“Then I and the company sitting still about the bed, Welling (Hathaway’s master) said, ‘Hearken, you will not believe; hear what a noise there is; the like is heard here almost every night.’ Whereupon all were silent. At last I heard a small scratching or rubbing at the bed’s feet; and putting my head close to the bed’s feet, listening, I heard something shriek; and perceiving the bed-clothes stir, I took hold of the fellow’s foot, and said, ‘I have caught the witch that made the noise.’ I thought it had been mice at first, but seeing the clothes move, I catched his foot.”
And so on, and so on. The defence called their witnesses who were sure, or almost sure, that Hathaway was bewitched. One of these, Mrs. Willoughby, gives curious evidence.
L. C. J. “Do you think he was bewitched?”
Willoughby. “I believe he was, my lord.”
L. C. J. “I suppose you have some skill in witchcraft. Did you ever see anybody that was bewitched before?”
Willoughby. “My lord, I have been under the same circumstances myself, when I was a girl . . . I flew over them all . . . one held me by one arm, another by the other, and another behind, and I flew sheer over their heads.”
L. C. J. “Woman, can you produce any of these women that saw you fly?”
But they were dead.

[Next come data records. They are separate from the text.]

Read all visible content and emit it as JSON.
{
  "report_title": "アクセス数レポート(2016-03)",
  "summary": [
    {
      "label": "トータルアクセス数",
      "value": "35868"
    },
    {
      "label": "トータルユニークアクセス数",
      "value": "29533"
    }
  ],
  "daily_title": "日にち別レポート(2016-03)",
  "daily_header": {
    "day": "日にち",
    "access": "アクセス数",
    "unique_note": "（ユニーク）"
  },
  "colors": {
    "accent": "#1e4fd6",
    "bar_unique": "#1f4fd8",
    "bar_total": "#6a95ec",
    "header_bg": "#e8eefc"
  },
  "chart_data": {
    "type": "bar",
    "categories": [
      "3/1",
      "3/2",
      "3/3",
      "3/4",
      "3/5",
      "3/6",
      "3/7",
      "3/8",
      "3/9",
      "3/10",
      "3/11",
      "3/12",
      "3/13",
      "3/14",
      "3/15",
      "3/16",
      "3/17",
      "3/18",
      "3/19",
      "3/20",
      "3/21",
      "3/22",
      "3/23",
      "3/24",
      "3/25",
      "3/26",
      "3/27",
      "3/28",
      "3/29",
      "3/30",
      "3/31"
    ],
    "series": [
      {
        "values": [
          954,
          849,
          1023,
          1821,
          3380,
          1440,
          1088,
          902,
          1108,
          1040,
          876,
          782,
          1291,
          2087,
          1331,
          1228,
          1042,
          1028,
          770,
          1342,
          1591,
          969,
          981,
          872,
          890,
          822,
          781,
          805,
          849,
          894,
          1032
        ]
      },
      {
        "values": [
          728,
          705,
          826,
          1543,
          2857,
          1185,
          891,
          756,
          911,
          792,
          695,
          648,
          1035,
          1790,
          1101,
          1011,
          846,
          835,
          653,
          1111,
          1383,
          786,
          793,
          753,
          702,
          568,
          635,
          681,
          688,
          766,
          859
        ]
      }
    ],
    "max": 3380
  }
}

After the Lord Chief Justice had summed up, the jury found Hathaway guilty with all convenient speed, and he received the sentence that his crimes deserved.
And the odd thing is that when I began to unbury this old tale, I thought it might interest because it was so hopelessly obsolete. But it seems to me now that there are modern applications in it; enough and to spare.
Last updated Sunday, March 27, 2016 at 11:58